• **Exercise instructions**:
Since only the text is wanted, print every entry below exactly and omit the images.

[Input data — start]

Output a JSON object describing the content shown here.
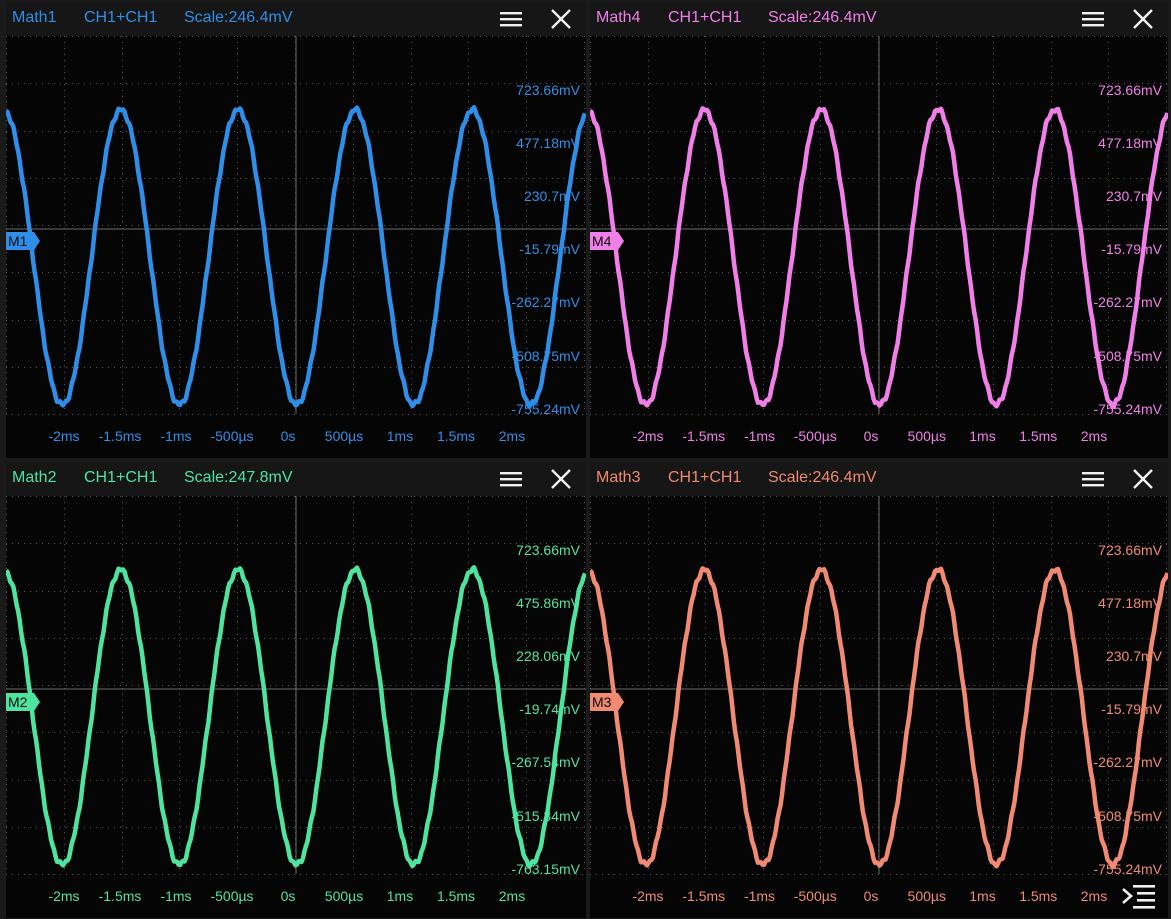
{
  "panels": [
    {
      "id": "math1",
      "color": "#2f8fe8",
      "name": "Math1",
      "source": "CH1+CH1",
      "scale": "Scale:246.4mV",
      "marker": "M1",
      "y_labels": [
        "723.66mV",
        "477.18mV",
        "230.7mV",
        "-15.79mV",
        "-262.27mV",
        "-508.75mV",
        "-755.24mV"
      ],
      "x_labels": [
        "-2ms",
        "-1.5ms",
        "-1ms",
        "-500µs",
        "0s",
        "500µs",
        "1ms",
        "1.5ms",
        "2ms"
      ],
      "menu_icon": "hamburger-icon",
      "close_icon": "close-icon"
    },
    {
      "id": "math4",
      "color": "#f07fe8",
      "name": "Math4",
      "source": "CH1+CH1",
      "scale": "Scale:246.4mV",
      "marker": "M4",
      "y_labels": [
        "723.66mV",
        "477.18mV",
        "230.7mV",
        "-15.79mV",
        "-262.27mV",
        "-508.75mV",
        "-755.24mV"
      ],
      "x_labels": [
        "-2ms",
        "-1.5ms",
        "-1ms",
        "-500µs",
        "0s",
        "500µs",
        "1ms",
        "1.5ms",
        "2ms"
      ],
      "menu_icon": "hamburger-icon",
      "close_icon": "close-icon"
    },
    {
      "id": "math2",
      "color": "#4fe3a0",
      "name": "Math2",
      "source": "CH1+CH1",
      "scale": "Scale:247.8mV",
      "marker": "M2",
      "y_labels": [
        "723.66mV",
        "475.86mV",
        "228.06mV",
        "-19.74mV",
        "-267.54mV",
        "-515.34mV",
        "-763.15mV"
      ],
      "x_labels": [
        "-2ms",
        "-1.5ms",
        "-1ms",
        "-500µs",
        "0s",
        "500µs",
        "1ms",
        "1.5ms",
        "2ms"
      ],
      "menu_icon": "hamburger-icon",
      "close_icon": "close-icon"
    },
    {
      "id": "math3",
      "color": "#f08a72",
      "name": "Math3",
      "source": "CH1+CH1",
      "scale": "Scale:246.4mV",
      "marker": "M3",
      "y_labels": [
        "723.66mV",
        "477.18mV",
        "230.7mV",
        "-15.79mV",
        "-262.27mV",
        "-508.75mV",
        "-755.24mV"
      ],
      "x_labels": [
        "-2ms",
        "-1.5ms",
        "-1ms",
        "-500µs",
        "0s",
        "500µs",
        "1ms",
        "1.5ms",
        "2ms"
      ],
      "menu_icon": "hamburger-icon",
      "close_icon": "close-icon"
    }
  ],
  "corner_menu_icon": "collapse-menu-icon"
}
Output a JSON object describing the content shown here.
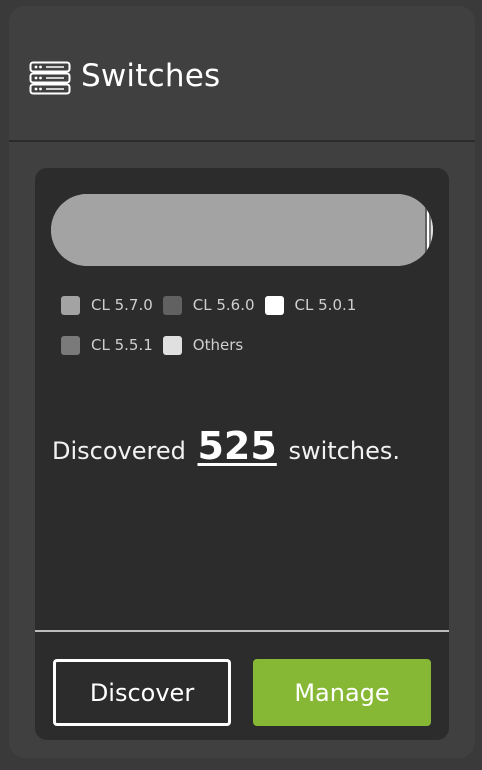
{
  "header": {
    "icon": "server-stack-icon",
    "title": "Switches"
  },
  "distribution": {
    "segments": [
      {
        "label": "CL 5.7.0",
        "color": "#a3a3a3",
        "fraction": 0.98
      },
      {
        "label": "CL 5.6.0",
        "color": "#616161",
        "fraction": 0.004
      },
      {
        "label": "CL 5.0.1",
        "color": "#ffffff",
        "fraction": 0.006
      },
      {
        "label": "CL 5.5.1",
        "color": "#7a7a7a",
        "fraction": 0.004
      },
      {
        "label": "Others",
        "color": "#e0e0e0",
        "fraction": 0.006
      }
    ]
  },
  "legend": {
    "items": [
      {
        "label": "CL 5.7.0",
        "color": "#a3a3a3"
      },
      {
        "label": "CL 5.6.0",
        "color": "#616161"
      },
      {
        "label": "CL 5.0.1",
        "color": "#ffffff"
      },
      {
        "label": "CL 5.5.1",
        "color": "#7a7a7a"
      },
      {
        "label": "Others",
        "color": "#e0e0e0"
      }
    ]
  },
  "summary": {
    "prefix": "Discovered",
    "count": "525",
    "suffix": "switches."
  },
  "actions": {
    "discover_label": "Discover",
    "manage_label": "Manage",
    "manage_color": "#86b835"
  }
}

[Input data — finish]

• **Exercise solution**:
Output a JSON object describing the content shown here.
{
  "panels": [
    {
      "id": "math1",
      "color": "#2f8fe8",
      "name": "Math1",
      "source": "CH1+CH1",
      "scale": "Scale:246.4mV",
      "marker": "M1",
      "y_labels": [
        "723.66mV",
        "477.18mV",
        "230.7mV",
        "-15.79mV",
        "-262.27mV",
        "-508.75mV",
        "-755.24mV"
      ],
      "x_labels": [
        "-2ms",
        "-1.5ms",
        "-1ms",
        "-500µs",
        "0s",
        "500µs",
        "1ms",
        "1.5ms",
        "2ms"
      ],
      "menu_icon": "hamburger-icon",
      "close_icon": "close-icon"
    },
    {
      "id": "math4",
      "color": "#f07fe8",
      "name": "Math4",
      "source": "CH1+CH1",
      "scale": "Scale:246.4mV",
      "marker": "M4",
      "y_labels": [
        "723.66mV",
        "477.18mV",
        "230.7mV",
        "-15.79mV",
        "-262.27mV",
        "-508.75mV",
        "-755.24mV"
      ],
      "x_labels": [
        "-2ms",
        "-1.5ms",
        "-1ms",
        "-500µs",
        "0s",
        "500µs",
        "1ms",
        "1.5ms",
        "2ms"
      ],
      "menu_icon": "hamburger-icon",
      "close_icon": "close-icon"
    },
    {
      "id": "math2",
      "color": "#4fe3a0",
      "name": "Math2",
      "source": "CH1+CH1",
      "scale": "Scale:247.8mV",
      "marker": "M2",
      "y_labels": [
        "723.66mV",
        "475.86mV",
        "228.06mV",
        "-19.74mV",
        "-267.54mV",
        "-515.34mV",
        "-763.15mV"
      ],
      "x_labels": [
        "-2ms",
        "-1.5ms",
        "-1ms",
        "-500µs",
        "0s",
        "500µs",
        "1ms",
        "1.5ms",
        "2ms"
      ],
      "menu_icon": "hamburger-icon",
      "close_icon": "close-icon"
    },
    {
      "id": "math3",
      "color": "#f08a72",
      "name": "Math3",
      "source": "CH1+CH1",
      "scale": "Scale:246.4mV",
      "marker": "M3",
      "y_labels": [
        "723.66mV",
        "477.18mV",
        "230.7mV",
        "-15.79mV",
        "-262.27mV",
        "-508.75mV",
        "-755.24mV"
      ],
      "x_labels": [
        "-2ms",
        "-1.5ms",
        "-1ms",
        "-500µs",
        "0s",
        "500µs",
        "1ms",
        "1.5ms",
        "2ms"
      ],
      "menu_icon": "hamburger-icon",
      "close_icon": "close-icon"
    }
  ],
  "corner_menu_icon": "collapse-menu-icon"
}
Output a JSON object describing the content shown here.
{
  "header": {
    "icon": "server-stack-icon",
    "title": "Switches"
  },
  "distribution": {
    "segments": [
      {
        "label": "CL 5.7.0",
        "color": "#a3a3a3",
        "fraction": 0.98
      },
      {
        "label": "CL 5.6.0",
        "color": "#616161",
        "fraction": 0.004
      },
      {
        "label": "CL 5.0.1",
        "color": "#ffffff",
        "fraction": 0.006
      },
      {
        "label": "CL 5.5.1",
        "color": "#7a7a7a",
        "fraction": 0.004
      },
      {
        "label": "Others",
        "color": "#e0e0e0",
        "fraction": 0.006
      }
    ]
  },
  "legend": {
    "items": [
      {
        "label": "CL 5.7.0",
        "color": "#a3a3a3"
      },
      {
        "label": "CL 5.6.0",
        "color": "#616161"
      },
      {
        "label": "CL 5.0.1",
        "color": "#ffffff"
      },
      {
        "label": "CL 5.5.1",
        "color": "#7a7a7a"
      },
      {
        "label": "Others",
        "color": "#e0e0e0"
      }
    ]
  },
  "summary": {
    "prefix": "Discovered",
    "count": "525",
    "suffix": "switches."
  },
  "actions": {
    "discover_label": "Discover",
    "manage_label": "Manage",
    "manage_color": "#86b835"
  }
}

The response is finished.